▸ WHAT IS BEING ASKED
Filter these entries so that only lines with the word "JSON" remain.

(Beginning of RECORDS)

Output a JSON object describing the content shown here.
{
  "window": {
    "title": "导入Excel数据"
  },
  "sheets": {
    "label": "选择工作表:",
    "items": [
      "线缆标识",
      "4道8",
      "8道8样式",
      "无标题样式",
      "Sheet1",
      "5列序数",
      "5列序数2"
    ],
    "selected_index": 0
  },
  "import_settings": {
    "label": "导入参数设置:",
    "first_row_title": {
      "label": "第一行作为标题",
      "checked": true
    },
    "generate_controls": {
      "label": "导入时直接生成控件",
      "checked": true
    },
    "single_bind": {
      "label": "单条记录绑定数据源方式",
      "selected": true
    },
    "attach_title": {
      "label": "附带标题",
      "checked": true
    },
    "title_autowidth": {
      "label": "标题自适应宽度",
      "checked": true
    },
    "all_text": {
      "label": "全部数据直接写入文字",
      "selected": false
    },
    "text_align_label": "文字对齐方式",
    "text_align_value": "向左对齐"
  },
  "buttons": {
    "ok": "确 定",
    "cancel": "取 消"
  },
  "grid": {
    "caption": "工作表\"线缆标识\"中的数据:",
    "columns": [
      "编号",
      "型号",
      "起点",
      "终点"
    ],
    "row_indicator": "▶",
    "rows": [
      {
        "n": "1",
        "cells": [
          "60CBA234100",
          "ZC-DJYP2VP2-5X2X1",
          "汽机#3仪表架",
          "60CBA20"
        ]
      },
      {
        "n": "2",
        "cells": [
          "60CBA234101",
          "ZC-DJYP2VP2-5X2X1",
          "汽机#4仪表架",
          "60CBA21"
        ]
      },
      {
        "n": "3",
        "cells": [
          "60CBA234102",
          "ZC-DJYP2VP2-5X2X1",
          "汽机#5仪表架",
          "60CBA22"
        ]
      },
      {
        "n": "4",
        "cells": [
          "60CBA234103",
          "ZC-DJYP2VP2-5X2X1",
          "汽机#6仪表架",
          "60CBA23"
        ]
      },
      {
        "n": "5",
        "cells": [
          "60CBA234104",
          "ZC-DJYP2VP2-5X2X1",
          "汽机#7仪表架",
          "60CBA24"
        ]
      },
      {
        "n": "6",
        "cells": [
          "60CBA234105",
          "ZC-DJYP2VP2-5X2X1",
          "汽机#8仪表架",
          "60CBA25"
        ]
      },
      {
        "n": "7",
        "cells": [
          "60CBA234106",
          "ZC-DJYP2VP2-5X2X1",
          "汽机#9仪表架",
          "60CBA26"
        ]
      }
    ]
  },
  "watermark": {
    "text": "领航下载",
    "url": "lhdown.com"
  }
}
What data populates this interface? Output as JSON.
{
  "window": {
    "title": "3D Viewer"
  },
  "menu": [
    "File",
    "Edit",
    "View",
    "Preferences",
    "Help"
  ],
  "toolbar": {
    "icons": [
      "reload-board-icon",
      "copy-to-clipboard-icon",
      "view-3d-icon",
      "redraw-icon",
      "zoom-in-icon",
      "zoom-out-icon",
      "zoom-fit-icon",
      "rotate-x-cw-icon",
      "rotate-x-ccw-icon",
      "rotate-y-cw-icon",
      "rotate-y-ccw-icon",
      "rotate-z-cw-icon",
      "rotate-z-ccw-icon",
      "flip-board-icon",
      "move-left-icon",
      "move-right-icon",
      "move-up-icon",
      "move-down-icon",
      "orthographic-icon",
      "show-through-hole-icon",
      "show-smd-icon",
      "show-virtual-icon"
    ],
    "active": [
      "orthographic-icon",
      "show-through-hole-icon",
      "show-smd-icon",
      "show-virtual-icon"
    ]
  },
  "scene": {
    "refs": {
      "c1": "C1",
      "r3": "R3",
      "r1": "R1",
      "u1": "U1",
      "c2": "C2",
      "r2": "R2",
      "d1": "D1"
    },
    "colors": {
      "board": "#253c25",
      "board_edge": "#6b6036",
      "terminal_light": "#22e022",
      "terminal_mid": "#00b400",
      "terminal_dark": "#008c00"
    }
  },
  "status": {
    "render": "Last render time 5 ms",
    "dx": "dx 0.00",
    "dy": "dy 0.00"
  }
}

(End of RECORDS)

▸ TASK ANSWER
Output a JSON object describing the content shown here.
What data populates this interface? Output as JSON.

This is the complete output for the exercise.